Now Mr. Lukashenko is playing the energy supply card. “We are heating Europe, they are still threatening us that they will close the border. And if we shut off natural gas there?” Mr. Lukashenko said Thursday, according to Reuters. “I would recommend that the Polish leadership, Lithuanians and other headless people think before speaking.”
This has the look of a Putin-inspired hybrid political campaign. The intention is to destabilize Poland and its neighbours while generating division within the E.U. So far the strategy has largely backfired. Warsaw’s spat with Brussels over rule-of-law issues is now on the back burner, and Brussels rightly has laid blame for the humanitarian crisis on Belarus. One senior EU official, reversing Brussels’ previous position, has said financing a border wall with Belarus is possible.
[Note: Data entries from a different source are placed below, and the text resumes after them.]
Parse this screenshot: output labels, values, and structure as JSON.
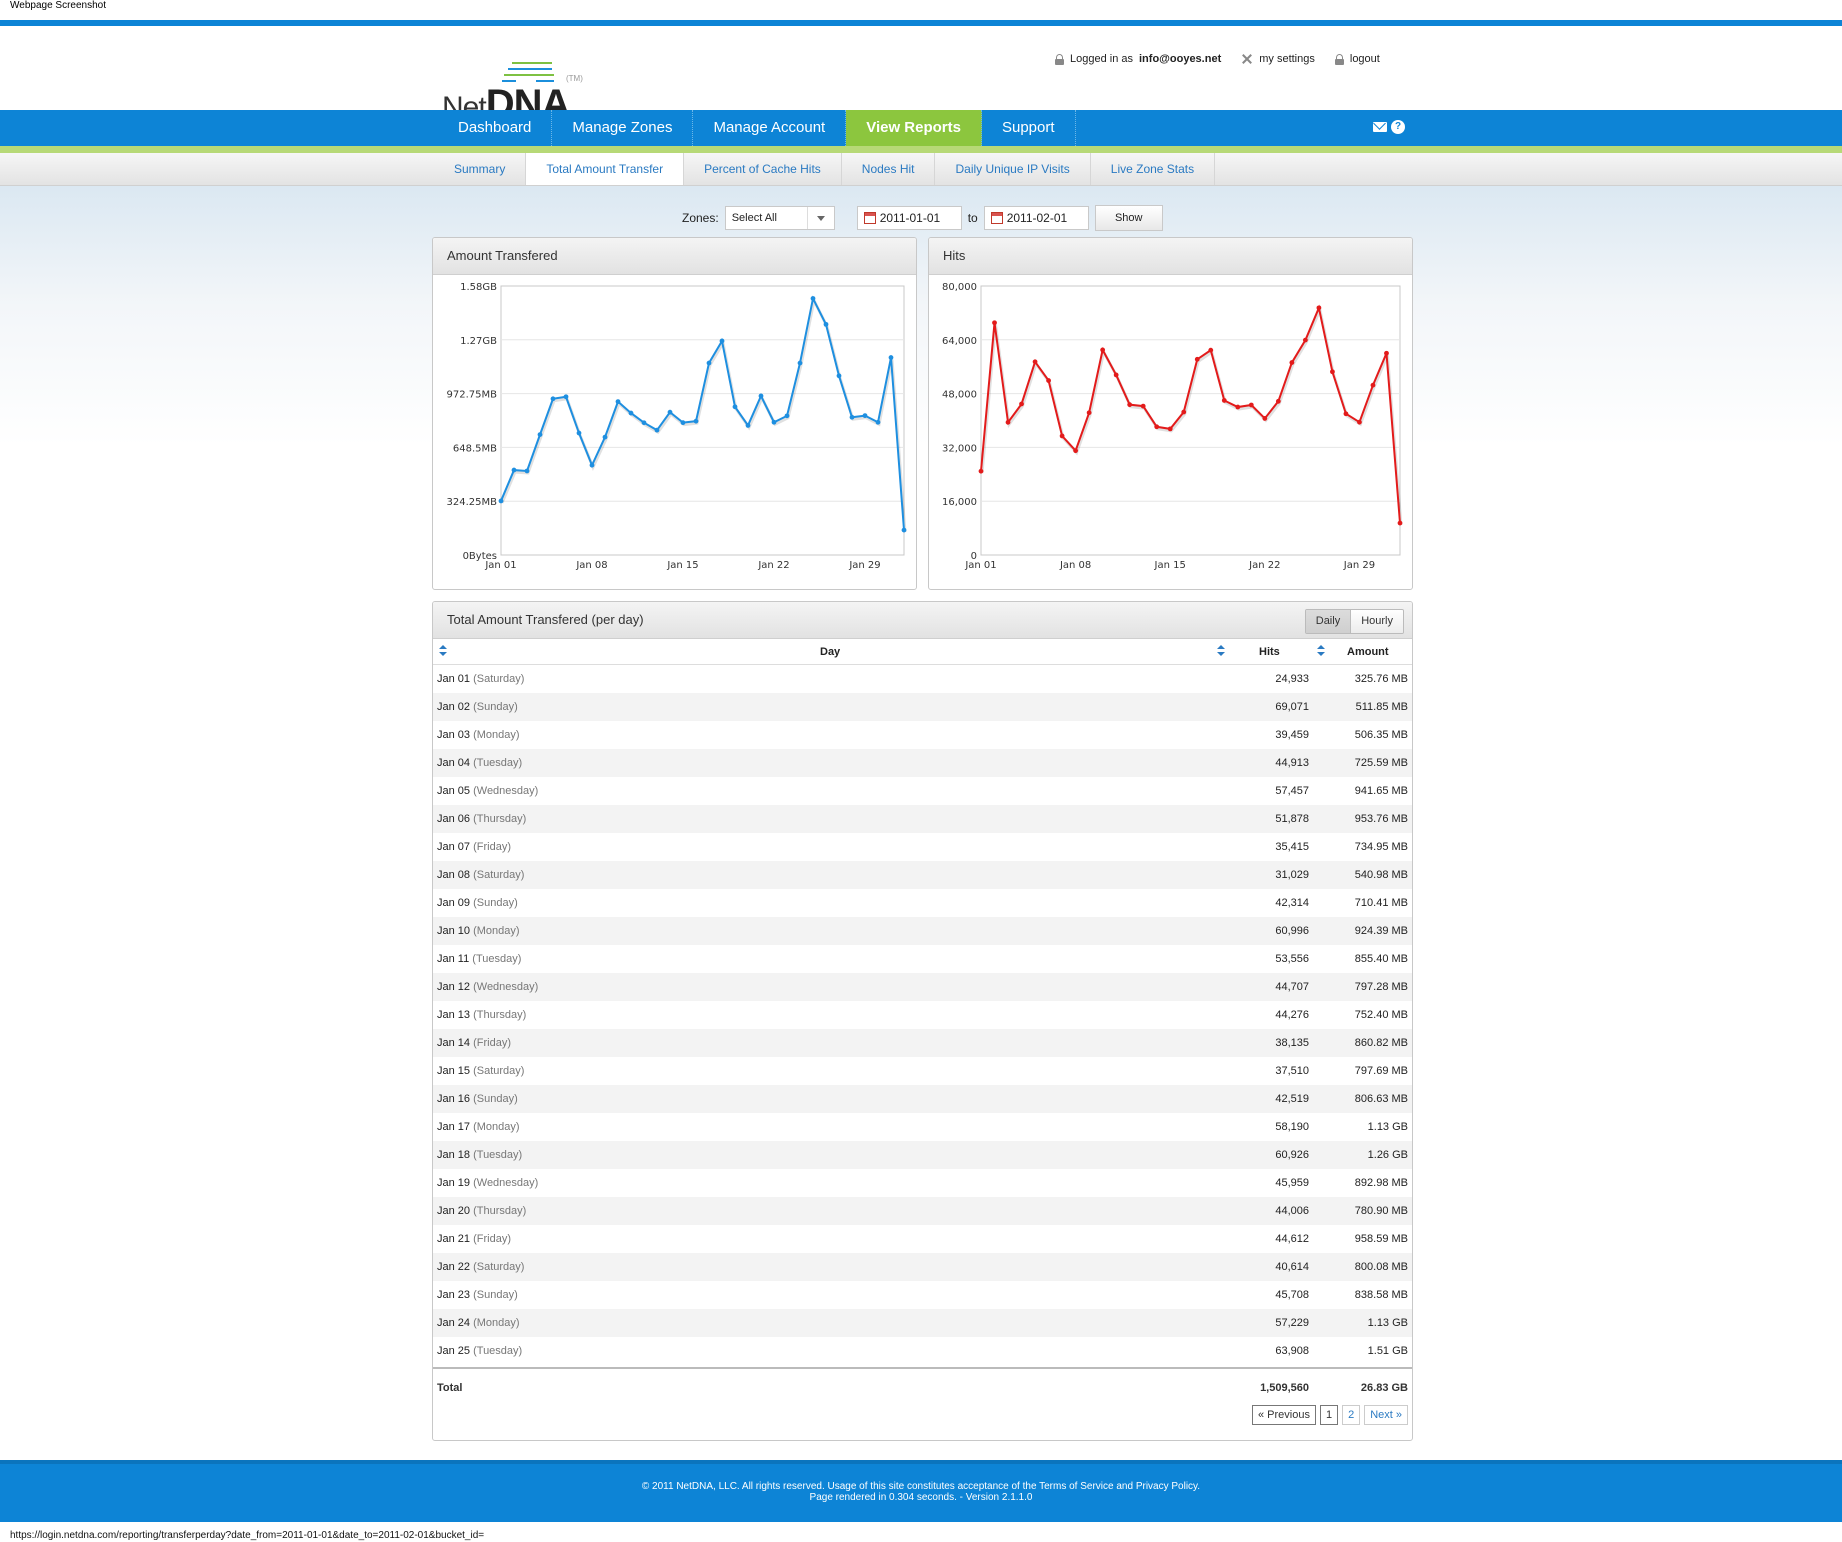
{
  "capture_title": "Webpage Screenshot",
  "logo": {
    "net": "Net",
    "dna": "DNA",
    "tm": "(TM)"
  },
  "user_bar": {
    "logged_prefix": "Logged in as",
    "email": "info@ooyes.net",
    "settings": "my settings",
    "logout": "logout"
  },
  "main_nav": [
    {
      "label": "Dashboard",
      "active": false
    },
    {
      "label": "Manage Zones",
      "active": false
    },
    {
      "label": "Manage Account",
      "active": false
    },
    {
      "label": "View Reports",
      "active": true
    },
    {
      "label": "Support",
      "active": false
    }
  ],
  "sub_nav": [
    {
      "label": "Summary",
      "active": false
    },
    {
      "label": "Total Amount Transfer",
      "active": true
    },
    {
      "label": "Percent of Cache Hits",
      "active": false
    },
    {
      "label": "Nodes Hit",
      "active": false
    },
    {
      "label": "Daily Unique IP Visits",
      "active": false
    },
    {
      "label": "Live Zone Stats",
      "active": false
    }
  ],
  "filter": {
    "zones_label": "Zones:",
    "zones_value": "Select All",
    "date_from": "2011-01-01",
    "to_label": "to",
    "date_to": "2011-02-01",
    "show_label": "Show"
  },
  "chart_data": [
    {
      "type": "line",
      "title": "Amount Transfered",
      "color": "#1e8fe0",
      "x": [
        "Jan 01",
        "Jan 02",
        "Jan 03",
        "Jan 04",
        "Jan 05",
        "Jan 06",
        "Jan 07",
        "Jan 08",
        "Jan 09",
        "Jan 10",
        "Jan 11",
        "Jan 12",
        "Jan 13",
        "Jan 14",
        "Jan 15",
        "Jan 16",
        "Jan 17",
        "Jan 18",
        "Jan 19",
        "Jan 20",
        "Jan 21",
        "Jan 22",
        "Jan 23",
        "Jan 24",
        "Jan 25",
        "Jan 26",
        "Jan 27",
        "Jan 28",
        "Jan 29",
        "Jan 30",
        "Jan 31"
      ],
      "values": [
        325.76,
        511.85,
        506.35,
        725.59,
        941.65,
        953.76,
        734.95,
        540.98,
        710.41,
        924.39,
        855.4,
        797.28,
        752.4,
        860.82,
        797.69,
        806.63,
        1157,
        1290,
        892.98,
        780.9,
        958.59,
        800.08,
        838.58,
        1157,
        1546,
        1390,
        1080,
        830,
        840,
        800,
        1190,
        150
      ],
      "y_ticks": [
        "0Bytes",
        "324.25MB",
        "648.5MB",
        "972.75MB",
        "1.27GB",
        "1.58GB"
      ],
      "x_ticks": [
        "Jan 01",
        "Jan 08",
        "Jan 15",
        "Jan 22",
        "Jan 29"
      ],
      "ylim": [
        0,
        1621.25
      ]
    },
    {
      "type": "line",
      "title": "Hits",
      "color": "#e31b1b",
      "x": [
        "Jan 01",
        "Jan 02",
        "Jan 03",
        "Jan 04",
        "Jan 05",
        "Jan 06",
        "Jan 07",
        "Jan 08",
        "Jan 09",
        "Jan 10",
        "Jan 11",
        "Jan 12",
        "Jan 13",
        "Jan 14",
        "Jan 15",
        "Jan 16",
        "Jan 17",
        "Jan 18",
        "Jan 19",
        "Jan 20",
        "Jan 21",
        "Jan 22",
        "Jan 23",
        "Jan 24",
        "Jan 25",
        "Jan 26",
        "Jan 27",
        "Jan 28",
        "Jan 29",
        "Jan 30",
        "Jan 31"
      ],
      "values": [
        24933,
        69071,
        39459,
        44913,
        57457,
        51878,
        35415,
        31029,
        42314,
        60996,
        53556,
        44707,
        44276,
        38135,
        37510,
        42519,
        58190,
        60926,
        45959,
        44006,
        44612,
        40614,
        45708,
        57229,
        63908,
        73500,
        54500,
        42000,
        39500,
        50500,
        60000,
        9500
      ],
      "y_ticks": [
        "0",
        "16,000",
        "32,000",
        "48,000",
        "64,000",
        "80,000"
      ],
      "x_ticks": [
        "Jan 01",
        "Jan 08",
        "Jan 15",
        "Jan 22",
        "Jan 29"
      ],
      "ylim": [
        0,
        80000
      ]
    }
  ],
  "table": {
    "title": "Total Amount Transfered (per day)",
    "toggle": [
      "Daily",
      "Hourly"
    ],
    "headers": {
      "day": "Day",
      "hits": "Hits",
      "amount": "Amount"
    },
    "rows": [
      {
        "day": "Jan 01",
        "dow": "(Saturday)",
        "hits": "24,933",
        "amount": "325.76 MB"
      },
      {
        "day": "Jan 02",
        "dow": "(Sunday)",
        "hits": "69,071",
        "amount": "511.85 MB"
      },
      {
        "day": "Jan 03",
        "dow": "(Monday)",
        "hits": "39,459",
        "amount": "506.35 MB"
      },
      {
        "day": "Jan 04",
        "dow": "(Tuesday)",
        "hits": "44,913",
        "amount": "725.59 MB"
      },
      {
        "day": "Jan 05",
        "dow": "(Wednesday)",
        "hits": "57,457",
        "amount": "941.65 MB"
      },
      {
        "day": "Jan 06",
        "dow": "(Thursday)",
        "hits": "51,878",
        "amount": "953.76 MB"
      },
      {
        "day": "Jan 07",
        "dow": "(Friday)",
        "hits": "35,415",
        "amount": "734.95 MB"
      },
      {
        "day": "Jan 08",
        "dow": "(Saturday)",
        "hits": "31,029",
        "amount": "540.98 MB"
      },
      {
        "day": "Jan 09",
        "dow": "(Sunday)",
        "hits": "42,314",
        "amount": "710.41 MB"
      },
      {
        "day": "Jan 10",
        "dow": "(Monday)",
        "hits": "60,996",
        "amount": "924.39 MB"
      },
      {
        "day": "Jan 11",
        "dow": "(Tuesday)",
        "hits": "53,556",
        "amount": "855.40 MB"
      },
      {
        "day": "Jan 12",
        "dow": "(Wednesday)",
        "hits": "44,707",
        "amount": "797.28 MB"
      },
      {
        "day": "Jan 13",
        "dow": "(Thursday)",
        "hits": "44,276",
        "amount": "752.40 MB"
      },
      {
        "day": "Jan 14",
        "dow": "(Friday)",
        "hits": "38,135",
        "amount": "860.82 MB"
      },
      {
        "day": "Jan 15",
        "dow": "(Saturday)",
        "hits": "37,510",
        "amount": "797.69 MB"
      },
      {
        "day": "Jan 16",
        "dow": "(Sunday)",
        "hits": "42,519",
        "amount": "806.63 MB"
      },
      {
        "day": "Jan 17",
        "dow": "(Monday)",
        "hits": "58,190",
        "amount": "1.13 GB"
      },
      {
        "day": "Jan 18",
        "dow": "(Tuesday)",
        "hits": "60,926",
        "amount": "1.26 GB"
      },
      {
        "day": "Jan 19",
        "dow": "(Wednesday)",
        "hits": "45,959",
        "amount": "892.98 MB"
      },
      {
        "day": "Jan 20",
        "dow": "(Thursday)",
        "hits": "44,006",
        "amount": "780.90 MB"
      },
      {
        "day": "Jan 21",
        "dow": "(Friday)",
        "hits": "44,612",
        "amount": "958.59 MB"
      },
      {
        "day": "Jan 22",
        "dow": "(Saturday)",
        "hits": "40,614",
        "amount": "800.08 MB"
      },
      {
        "day": "Jan 23",
        "dow": "(Sunday)",
        "hits": "45,708",
        "amount": "838.58 MB"
      },
      {
        "day": "Jan 24",
        "dow": "(Monday)",
        "hits": "57,229",
        "amount": "1.13 GB"
      },
      {
        "day": "Jan 25",
        "dow": "(Tuesday)",
        "hits": "63,908",
        "amount": "1.51 GB"
      }
    ],
    "total": {
      "label": "Total",
      "hits": "1,509,560",
      "amount": "26.83 GB"
    },
    "pager": {
      "prev": "« Previous",
      "pages": [
        "1",
        "2"
      ],
      "next": "Next »"
    }
  },
  "footer": {
    "line1": "© 2011 NetDNA, LLC. All rights reserved. Usage of this site constitutes acceptance of the Terms of Service and Privacy Policy.",
    "line2": "Page rendered in 0.304 seconds. - Version 2.1.1.0"
  },
  "status_url": "https://login.netdna.com/reporting/transferperday?date_from=2011-01-01&date_to=2011-02-01&bucket_id="
}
Russia is controlling the marionette here. Mr. Lukashenko once played Russia and the West off each other, but since the popular protests against him he has thrown in completely with Moscow. Mr. Putin is taking advantage, flying Russian strategic bombers over Belarusian airspace this week. The Kremlin has called on Europe to pay Minsk to halt the migrants while blaming Western intervention in the Middle East for the chaos. This trolling is Mr. Putin’s specialty: Create or encourage a crisis, blame the victim, and demand concessions to resolve the issue.
The larger strategic context is that Mr. Putin and his crony believe they can act with relative impunity because Europe is desperate for Russian gas amid an energy crunch. European leaders—especially lame duck German Chancellor Angela Merkel and French President Emmanuel Macron—cling to the illusion that talking to Russia will improve ties. Mr. Putin told Ms. Merkel in a phone call this week that Europe would have to negotiate directly with Minsk—giving a pariah state the legitimacy it craves.
The best near-term approach is to impose harsher sanctions on items like potash exports and to pressure Middle Eastern countries to halt flights into Minsk. In the long run, Europe will have to lessen its dependence on Russian energy. Killing the Nord Stream 2 pipeline would be an important start, if anyone has the nerve.